Rule #2: Dialogue needs to propel the plot forward while the reader gets to know the characters through the way they react to stimuli that directly affects their lives. Their conversations need to establish or reinforce their emotions, their relationships, and the roles they play in the plot to enhance conflict and tension. Even when writing comedy, the characters' reactions to one another are actually conflict in its truest sense.
Rule #3: Dialogue must individualize each character. No two characters should sound alike just as no two people use the same words or phrases. Each character needs to have his or her own expressions, dialects, euphemisms, speech styles and inflections. But that’s not all. They must also have their own value systems, motivations, personal habits and other traits that are expressed in dialogue.
For example, if you assigned each character a number instead of a name and gender, would they be distinguishable from one another?
Every line of dialogue has a job to do. When you’re editing and polishing a second draft, eliminate every word that doesn’t need to be there. People rarely speak in complete sentences so make sure your characters don’t sound as though they’re reciting an English lesson.
Creating a character sheet is a good way to establish who your characters really are. Describe each one physically and include his or her basic background information. Then consider pertinent information that will determine her dialogue. How well educated is she? Is her voice husky, squeaky, soft or loud? Does she have verbal ticks? Is she shy and does she stutter when she speaks? Does she use slang? Does she speak haltingly? Or is she articulate and chooses her words well?
How motivated is your protagonist? Is he aggressive, single-minded, abrasive, generous or power hungry? Any or all those traits should show up in his dialogue. Geographical differences also affect a character’s dialogue as does his education, or lack of schooling. If a character dropped out of school in the 5th grade, he won’t have an impressive vocabulary, unless he’s very motivated and is schooled on his own.
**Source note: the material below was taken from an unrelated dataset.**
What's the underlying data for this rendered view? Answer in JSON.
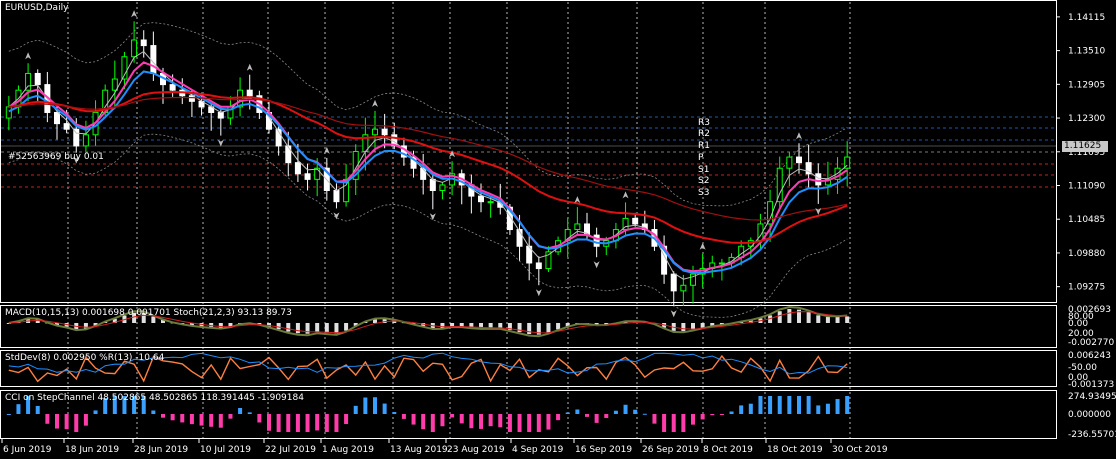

If that’s the case, make sure your reader knows it. One way is to have other characters talk about it when he’s not around or praise him for it when he is.
According to Robin Carr, "Characters come alive when every bit of dialogue develops their personalities; when the action, tension and drama are heightened because of what they said, how they said it and when they chose to speak and when the characters’ complex individualism sets them apart from each other."